**How to complete this task:** Pick every line from the data that holds the word "highlight".

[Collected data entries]
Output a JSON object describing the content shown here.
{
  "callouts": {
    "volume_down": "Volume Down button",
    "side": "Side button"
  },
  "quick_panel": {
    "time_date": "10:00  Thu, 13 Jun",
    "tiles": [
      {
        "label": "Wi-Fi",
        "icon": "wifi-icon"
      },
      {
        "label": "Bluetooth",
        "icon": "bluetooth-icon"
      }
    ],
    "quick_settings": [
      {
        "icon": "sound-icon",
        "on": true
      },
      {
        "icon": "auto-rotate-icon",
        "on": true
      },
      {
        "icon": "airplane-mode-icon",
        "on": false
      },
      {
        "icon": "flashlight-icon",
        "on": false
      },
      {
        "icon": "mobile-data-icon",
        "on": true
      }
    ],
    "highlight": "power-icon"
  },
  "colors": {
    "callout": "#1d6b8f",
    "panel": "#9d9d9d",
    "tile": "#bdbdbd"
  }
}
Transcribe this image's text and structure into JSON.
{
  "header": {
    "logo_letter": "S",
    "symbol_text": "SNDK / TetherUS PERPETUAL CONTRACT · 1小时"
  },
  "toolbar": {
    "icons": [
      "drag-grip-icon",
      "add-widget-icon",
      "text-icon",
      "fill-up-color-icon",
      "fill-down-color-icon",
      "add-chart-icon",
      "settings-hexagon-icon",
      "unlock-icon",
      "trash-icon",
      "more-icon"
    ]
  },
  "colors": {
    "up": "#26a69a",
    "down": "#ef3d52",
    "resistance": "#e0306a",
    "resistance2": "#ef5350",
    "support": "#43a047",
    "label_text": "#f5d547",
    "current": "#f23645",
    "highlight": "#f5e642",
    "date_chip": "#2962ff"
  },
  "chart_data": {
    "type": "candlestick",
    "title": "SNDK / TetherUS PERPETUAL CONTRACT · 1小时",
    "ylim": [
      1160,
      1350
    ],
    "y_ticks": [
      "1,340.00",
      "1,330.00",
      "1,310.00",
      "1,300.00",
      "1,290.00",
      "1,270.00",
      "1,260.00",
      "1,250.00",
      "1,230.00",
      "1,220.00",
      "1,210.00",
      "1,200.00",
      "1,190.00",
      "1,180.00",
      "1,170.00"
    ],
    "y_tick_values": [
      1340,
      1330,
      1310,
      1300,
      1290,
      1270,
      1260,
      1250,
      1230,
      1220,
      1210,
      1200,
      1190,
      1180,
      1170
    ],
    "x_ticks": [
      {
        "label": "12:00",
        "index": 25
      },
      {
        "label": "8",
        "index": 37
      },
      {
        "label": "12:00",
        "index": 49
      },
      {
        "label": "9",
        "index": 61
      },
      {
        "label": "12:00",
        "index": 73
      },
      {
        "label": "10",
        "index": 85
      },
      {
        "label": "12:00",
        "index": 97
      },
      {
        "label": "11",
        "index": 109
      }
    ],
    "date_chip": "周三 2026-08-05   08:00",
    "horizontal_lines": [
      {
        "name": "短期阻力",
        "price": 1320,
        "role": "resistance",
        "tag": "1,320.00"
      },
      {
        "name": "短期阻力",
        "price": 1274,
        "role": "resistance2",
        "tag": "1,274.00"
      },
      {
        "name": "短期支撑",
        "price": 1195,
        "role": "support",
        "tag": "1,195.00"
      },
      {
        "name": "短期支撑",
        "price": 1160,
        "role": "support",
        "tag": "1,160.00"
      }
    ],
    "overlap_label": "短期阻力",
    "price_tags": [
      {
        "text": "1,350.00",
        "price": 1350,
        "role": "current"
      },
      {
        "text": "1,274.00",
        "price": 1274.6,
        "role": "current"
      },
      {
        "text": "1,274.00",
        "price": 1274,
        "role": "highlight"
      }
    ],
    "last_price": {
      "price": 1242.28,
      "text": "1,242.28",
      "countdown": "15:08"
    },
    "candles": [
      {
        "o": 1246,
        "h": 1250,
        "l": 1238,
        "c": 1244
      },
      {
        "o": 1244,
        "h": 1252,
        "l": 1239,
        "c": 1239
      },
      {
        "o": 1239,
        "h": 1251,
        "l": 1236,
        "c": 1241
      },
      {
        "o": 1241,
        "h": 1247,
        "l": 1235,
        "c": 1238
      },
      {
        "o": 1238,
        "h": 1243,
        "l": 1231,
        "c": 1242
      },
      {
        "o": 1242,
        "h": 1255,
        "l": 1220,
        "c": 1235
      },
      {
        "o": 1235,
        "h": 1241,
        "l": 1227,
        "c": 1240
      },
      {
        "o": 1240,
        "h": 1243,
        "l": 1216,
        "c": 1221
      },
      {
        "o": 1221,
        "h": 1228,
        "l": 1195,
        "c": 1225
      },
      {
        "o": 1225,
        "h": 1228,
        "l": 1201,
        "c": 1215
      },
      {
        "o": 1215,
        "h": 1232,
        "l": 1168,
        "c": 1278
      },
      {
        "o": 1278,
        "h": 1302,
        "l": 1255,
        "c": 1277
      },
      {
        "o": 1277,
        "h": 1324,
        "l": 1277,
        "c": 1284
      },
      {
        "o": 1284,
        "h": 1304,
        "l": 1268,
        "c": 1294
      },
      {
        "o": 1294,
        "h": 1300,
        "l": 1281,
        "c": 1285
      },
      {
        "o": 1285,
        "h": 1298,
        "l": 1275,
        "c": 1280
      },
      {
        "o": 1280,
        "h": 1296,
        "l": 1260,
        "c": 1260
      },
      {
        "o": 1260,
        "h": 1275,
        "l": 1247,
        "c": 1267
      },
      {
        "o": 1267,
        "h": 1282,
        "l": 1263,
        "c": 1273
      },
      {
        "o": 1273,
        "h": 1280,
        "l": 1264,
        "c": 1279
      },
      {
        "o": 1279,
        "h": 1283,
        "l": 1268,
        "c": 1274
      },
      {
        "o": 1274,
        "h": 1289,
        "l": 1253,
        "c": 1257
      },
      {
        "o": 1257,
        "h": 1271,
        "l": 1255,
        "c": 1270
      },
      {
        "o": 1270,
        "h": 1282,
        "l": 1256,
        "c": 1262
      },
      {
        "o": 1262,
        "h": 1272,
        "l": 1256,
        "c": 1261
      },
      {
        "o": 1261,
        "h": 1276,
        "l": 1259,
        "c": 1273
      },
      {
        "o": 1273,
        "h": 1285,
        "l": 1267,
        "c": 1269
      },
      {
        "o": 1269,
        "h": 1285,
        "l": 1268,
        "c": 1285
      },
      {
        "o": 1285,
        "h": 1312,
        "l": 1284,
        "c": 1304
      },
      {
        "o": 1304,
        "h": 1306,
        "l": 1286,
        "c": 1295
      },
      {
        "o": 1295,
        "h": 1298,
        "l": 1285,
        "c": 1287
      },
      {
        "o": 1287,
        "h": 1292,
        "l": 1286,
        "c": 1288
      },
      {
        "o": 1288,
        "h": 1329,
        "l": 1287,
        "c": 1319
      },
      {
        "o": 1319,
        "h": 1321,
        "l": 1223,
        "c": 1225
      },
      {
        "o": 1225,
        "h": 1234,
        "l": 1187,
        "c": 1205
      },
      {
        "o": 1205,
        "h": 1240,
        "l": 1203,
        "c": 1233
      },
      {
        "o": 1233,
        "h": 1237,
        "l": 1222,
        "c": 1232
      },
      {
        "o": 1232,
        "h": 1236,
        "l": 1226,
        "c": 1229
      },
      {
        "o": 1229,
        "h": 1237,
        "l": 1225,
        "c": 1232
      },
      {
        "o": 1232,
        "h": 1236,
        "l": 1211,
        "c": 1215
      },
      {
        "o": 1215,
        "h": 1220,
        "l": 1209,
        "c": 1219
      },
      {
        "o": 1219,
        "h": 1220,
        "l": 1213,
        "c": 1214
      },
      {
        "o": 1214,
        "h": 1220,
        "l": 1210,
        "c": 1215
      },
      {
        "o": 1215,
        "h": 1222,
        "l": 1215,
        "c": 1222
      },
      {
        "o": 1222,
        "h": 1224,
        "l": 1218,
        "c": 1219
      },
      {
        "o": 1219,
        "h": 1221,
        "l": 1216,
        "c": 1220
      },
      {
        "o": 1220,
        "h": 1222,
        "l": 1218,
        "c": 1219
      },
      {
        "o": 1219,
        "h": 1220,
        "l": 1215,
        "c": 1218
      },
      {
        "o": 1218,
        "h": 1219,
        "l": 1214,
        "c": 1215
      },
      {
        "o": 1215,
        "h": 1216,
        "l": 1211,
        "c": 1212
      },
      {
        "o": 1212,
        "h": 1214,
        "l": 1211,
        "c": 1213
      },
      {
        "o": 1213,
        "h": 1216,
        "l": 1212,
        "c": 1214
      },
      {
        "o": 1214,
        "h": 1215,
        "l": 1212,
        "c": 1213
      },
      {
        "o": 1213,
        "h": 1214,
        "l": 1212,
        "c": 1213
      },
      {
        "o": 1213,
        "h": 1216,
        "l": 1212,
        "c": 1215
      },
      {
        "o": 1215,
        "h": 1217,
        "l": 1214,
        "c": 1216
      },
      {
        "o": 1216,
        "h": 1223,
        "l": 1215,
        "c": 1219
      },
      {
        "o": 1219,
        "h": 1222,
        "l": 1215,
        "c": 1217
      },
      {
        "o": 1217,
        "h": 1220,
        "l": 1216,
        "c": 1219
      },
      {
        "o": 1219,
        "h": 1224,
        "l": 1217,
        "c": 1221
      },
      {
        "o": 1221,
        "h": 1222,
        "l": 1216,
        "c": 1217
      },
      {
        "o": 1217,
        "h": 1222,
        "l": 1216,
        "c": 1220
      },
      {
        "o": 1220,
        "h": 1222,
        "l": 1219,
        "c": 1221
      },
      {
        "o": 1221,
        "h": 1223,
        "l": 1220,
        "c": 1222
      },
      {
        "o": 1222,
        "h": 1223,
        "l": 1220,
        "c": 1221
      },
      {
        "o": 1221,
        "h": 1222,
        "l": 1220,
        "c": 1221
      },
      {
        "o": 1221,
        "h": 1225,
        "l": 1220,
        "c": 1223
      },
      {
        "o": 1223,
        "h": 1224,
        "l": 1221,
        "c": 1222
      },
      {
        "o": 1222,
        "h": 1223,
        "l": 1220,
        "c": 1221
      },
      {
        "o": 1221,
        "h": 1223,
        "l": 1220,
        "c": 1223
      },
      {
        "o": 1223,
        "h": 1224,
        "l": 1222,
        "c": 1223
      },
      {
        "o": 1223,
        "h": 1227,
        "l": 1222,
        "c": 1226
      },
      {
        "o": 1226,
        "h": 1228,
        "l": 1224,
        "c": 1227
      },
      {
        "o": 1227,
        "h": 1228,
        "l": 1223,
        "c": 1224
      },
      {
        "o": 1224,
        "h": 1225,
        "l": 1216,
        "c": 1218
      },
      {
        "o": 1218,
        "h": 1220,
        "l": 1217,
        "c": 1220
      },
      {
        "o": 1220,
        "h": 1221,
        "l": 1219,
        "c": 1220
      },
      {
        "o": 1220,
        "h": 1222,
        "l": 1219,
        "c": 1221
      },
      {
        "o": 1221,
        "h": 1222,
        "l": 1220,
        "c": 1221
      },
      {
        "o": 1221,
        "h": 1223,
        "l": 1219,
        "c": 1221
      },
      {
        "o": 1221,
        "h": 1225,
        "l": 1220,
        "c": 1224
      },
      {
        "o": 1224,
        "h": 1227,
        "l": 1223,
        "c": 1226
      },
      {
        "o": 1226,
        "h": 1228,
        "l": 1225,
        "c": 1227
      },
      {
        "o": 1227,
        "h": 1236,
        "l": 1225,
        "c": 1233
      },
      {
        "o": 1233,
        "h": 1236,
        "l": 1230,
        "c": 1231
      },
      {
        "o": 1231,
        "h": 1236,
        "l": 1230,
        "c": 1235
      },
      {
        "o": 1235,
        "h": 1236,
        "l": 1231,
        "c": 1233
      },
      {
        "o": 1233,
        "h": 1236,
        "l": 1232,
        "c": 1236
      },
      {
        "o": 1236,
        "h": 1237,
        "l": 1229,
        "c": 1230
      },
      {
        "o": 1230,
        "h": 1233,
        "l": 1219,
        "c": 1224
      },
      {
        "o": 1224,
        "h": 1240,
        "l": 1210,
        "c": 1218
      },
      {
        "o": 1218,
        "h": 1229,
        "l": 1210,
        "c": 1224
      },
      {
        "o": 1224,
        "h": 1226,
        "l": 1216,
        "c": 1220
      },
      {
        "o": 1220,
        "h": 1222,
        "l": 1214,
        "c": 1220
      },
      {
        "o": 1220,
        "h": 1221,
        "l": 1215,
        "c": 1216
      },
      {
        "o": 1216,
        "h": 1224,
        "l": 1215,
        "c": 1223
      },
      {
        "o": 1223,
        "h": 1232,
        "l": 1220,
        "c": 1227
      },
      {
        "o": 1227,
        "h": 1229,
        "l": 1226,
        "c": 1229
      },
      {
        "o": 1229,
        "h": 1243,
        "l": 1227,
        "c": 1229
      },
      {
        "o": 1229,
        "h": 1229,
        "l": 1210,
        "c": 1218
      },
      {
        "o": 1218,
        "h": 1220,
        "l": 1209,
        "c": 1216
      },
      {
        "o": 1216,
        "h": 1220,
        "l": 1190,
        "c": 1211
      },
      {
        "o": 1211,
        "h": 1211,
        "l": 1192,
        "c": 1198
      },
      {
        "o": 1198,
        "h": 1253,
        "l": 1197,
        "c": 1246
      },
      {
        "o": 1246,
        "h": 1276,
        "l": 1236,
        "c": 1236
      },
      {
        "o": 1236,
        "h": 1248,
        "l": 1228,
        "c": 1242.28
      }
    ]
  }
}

**Response to the exercise:**
    "highlight": "power-icon"
    "highlight": "#f5e642",
        "role": "highlight"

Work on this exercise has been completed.